• _WHAT YOU HAVE TO DO_
Reproduce each line of the following material exactly, omitting the images.

[TASK INPUT Boundary: Start]

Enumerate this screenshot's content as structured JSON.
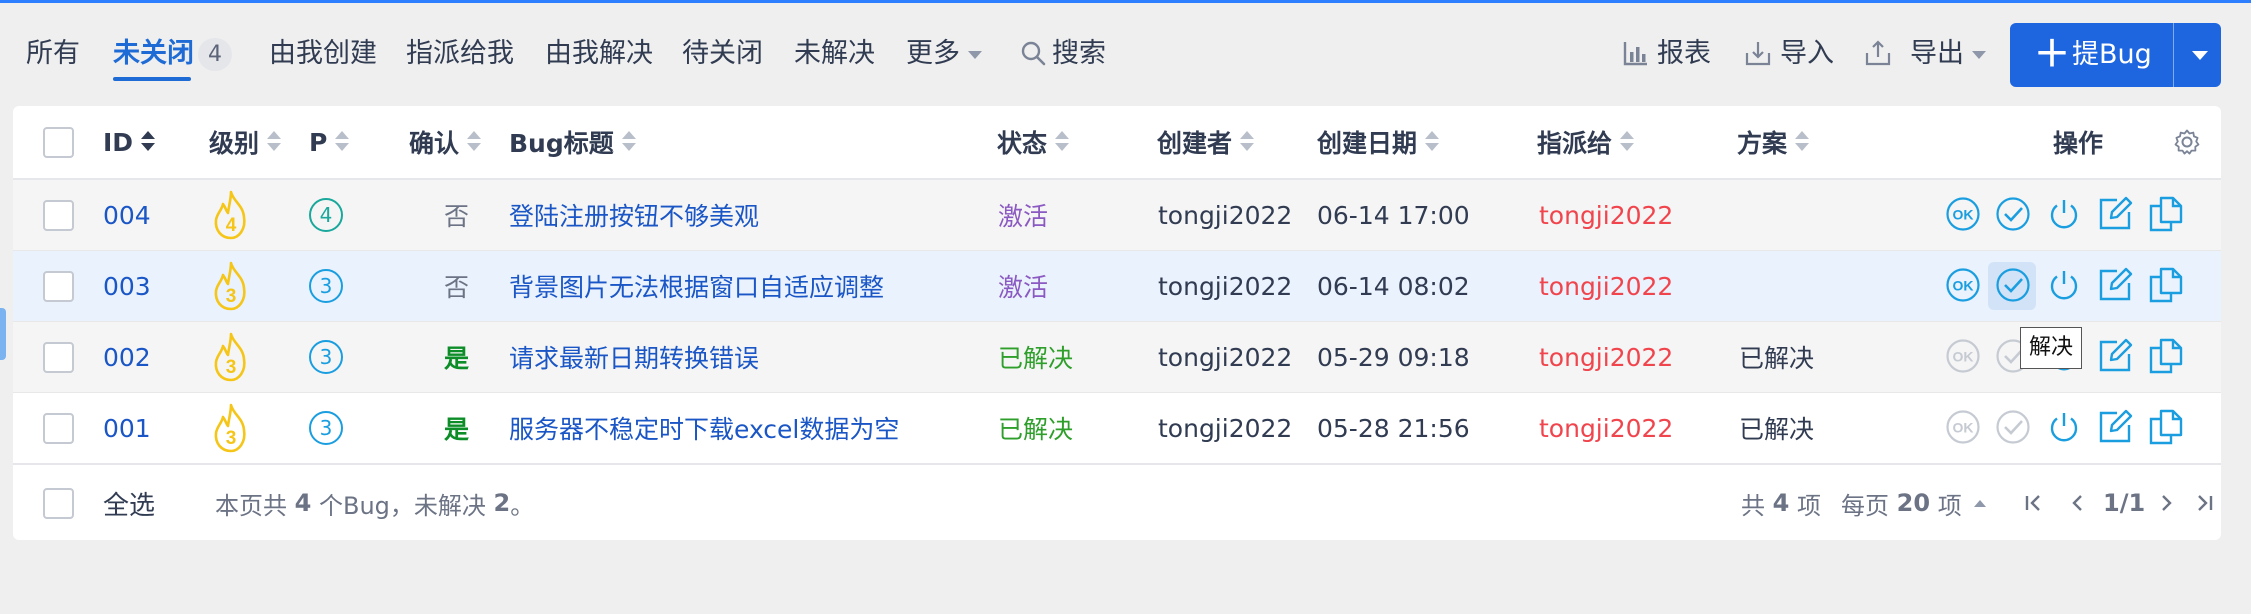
{
  "tabs": {
    "all": "所有",
    "unclosed": "未关闭",
    "unclosed_count": "4",
    "created_by_me": "由我创建",
    "assigned_to_me": "指派给我",
    "resolved_by_me": "由我解决",
    "to_close": "待关闭",
    "unresolved": "未解决",
    "more": "更多",
    "search": "搜索"
  },
  "actions": {
    "report": "报表",
    "import": "导入",
    "export": "导出",
    "create_bug": "提Bug"
  },
  "table": {
    "headers": {
      "id": "ID",
      "severity": "级别",
      "priority": "P",
      "confirmed": "确认",
      "title": "Bug标题",
      "status": "状态",
      "creator": "创建者",
      "created_date": "创建日期",
      "assigned_to": "指派给",
      "resolution": "方案",
      "operations": "操作"
    },
    "rows": [
      {
        "id": "004",
        "severity": "4",
        "priority": "4",
        "confirmed": "否",
        "title": "登陆注册按钮不够美观",
        "status": "激活",
        "creator": "tongji2022",
        "date": "06-14 17:00",
        "assigned": "tongji2022",
        "resolution": ""
      },
      {
        "id": "003",
        "severity": "3",
        "priority": "3",
        "confirmed": "否",
        "title": "背景图片无法根据窗口自适应调整",
        "status": "激活",
        "creator": "tongji2022",
        "date": "06-14 08:02",
        "assigned": "tongji2022",
        "resolution": ""
      },
      {
        "id": "002",
        "severity": "3",
        "priority": "3",
        "confirmed": "是",
        "title": "请求最新日期转换错误",
        "status": "已解决",
        "creator": "tongji2022",
        "date": "05-29 09:18",
        "assigned": "tongji2022",
        "resolution": "已解决"
      },
      {
        "id": "001",
        "severity": "3",
        "priority": "3",
        "confirmed": "是",
        "title": "服务器不稳定时下载excel数据为空",
        "status": "已解决",
        "creator": "tongji2022",
        "date": "05-28 21:56",
        "assigned": "tongji2022",
        "resolution": "已解决"
      }
    ],
    "tooltip": "解决"
  },
  "footer": {
    "select_all": "全选",
    "summary_prefix": "本页共",
    "summary_count": "4",
    "summary_mid": "个Bug，未解决",
    "summary_unresolved": "2",
    "summary_suffix": "。",
    "total_prefix": "共",
    "total_count": "4",
    "total_suffix": "项",
    "per_page_prefix": "每页",
    "per_page": "20",
    "per_page_suffix": "项",
    "page": "1/1"
  },
  "colors": {
    "primary": "#1d66e0",
    "active_tab": "#1f6bd6",
    "link": "#1a56c6",
    "status_active": "#8b59c2",
    "status_resolved": "#2e9f2a",
    "assignee": "#f0454d",
    "severity": "#f5c518"
  },
  "icons": [
    "chart-icon",
    "import-icon",
    "export-icon",
    "search-icon",
    "settings-icon",
    "confirm-icon",
    "resolve-icon",
    "close-icon",
    "edit-icon",
    "copy-icon",
    "flame-icon"
  ]
}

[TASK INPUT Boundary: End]

• _RESULT OF THIS TASK_
Enumerate this screenshot's content as structured JSON.
{
  "tabs": {
    "all": "所有",
    "unclosed": "未关闭",
    "unclosed_count": "4",
    "created_by_me": "由我创建",
    "assigned_to_me": "指派给我",
    "resolved_by_me": "由我解决",
    "to_close": "待关闭",
    "unresolved": "未解决",
    "more": "更多",
    "search": "搜索"
  },
  "actions": {
    "report": "报表",
    "import": "导入",
    "export": "导出",
    "create_bug": "提Bug"
  },
  "table": {
    "headers": {
      "id": "ID",
      "severity": "级别",
      "priority": "P",
      "confirmed": "确认",
      "title": "Bug标题",
      "status": "状态",
      "creator": "创建者",
      "created_date": "创建日期",
      "assigned_to": "指派给",
      "resolution": "方案",
      "operations": "操作"
    },
    "rows": [
      {
        "id": "004",
        "severity": "4",
        "priority": "4",
        "confirmed": "否",
        "title": "登陆注册按钮不够美观",
        "status": "激活",
        "creator": "tongji2022",
        "date": "06-14 17:00",
        "assigned": "tongji2022",
        "resolution": ""
      },
      {
        "id": "003",
        "severity": "3",
        "priority": "3",
        "confirmed": "否",
        "title": "背景图片无法根据窗口自适应调整",
        "status": "激活",
        "creator": "tongji2022",
        "date": "06-14 08:02",
        "assigned": "tongji2022",
        "resolution": ""
      },
      {
        "id": "002",
        "severity": "3",
        "priority": "3",
        "confirmed": "是",
        "title": "请求最新日期转换错误",
        "status": "已解决",
        "creator": "tongji2022",
        "date": "05-29 09:18",
        "assigned": "tongji2022",
        "resolution": "已解决"
      },
      {
        "id": "001",
        "severity": "3",
        "priority": "3",
        "confirmed": "是",
        "title": "服务器不稳定时下载excel数据为空",
        "status": "已解决",
        "creator": "tongji2022",
        "date": "05-28 21:56",
        "assigned": "tongji2022",
        "resolution": "已解决"
      }
    ],
    "tooltip": "解决"
  },
  "footer": {
    "select_all": "全选",
    "summary_prefix": "本页共",
    "summary_count": "4",
    "summary_mid": "个Bug，未解决",
    "summary_unresolved": "2",
    "summary_suffix": "。",
    "total_prefix": "共",
    "total_count": "4",
    "total_suffix": "项",
    "per_page_prefix": "每页",
    "per_page": "20",
    "per_page_suffix": "项",
    "page": "1/1"
  },
  "colors": {
    "primary": "#1d66e0",
    "active_tab": "#1f6bd6",
    "link": "#1a56c6",
    "status_active": "#8b59c2",
    "status_resolved": "#2e9f2a",
    "assignee": "#f0454d",
    "severity": "#f5c518"
  },
  "icons": [
    "chart-icon",
    "import-icon",
    "export-icon",
    "search-icon",
    "settings-icon",
    "confirm-icon",
    "resolve-icon",
    "close-icon",
    "edit-icon",
    "copy-icon",
    "flame-icon"
  ]
}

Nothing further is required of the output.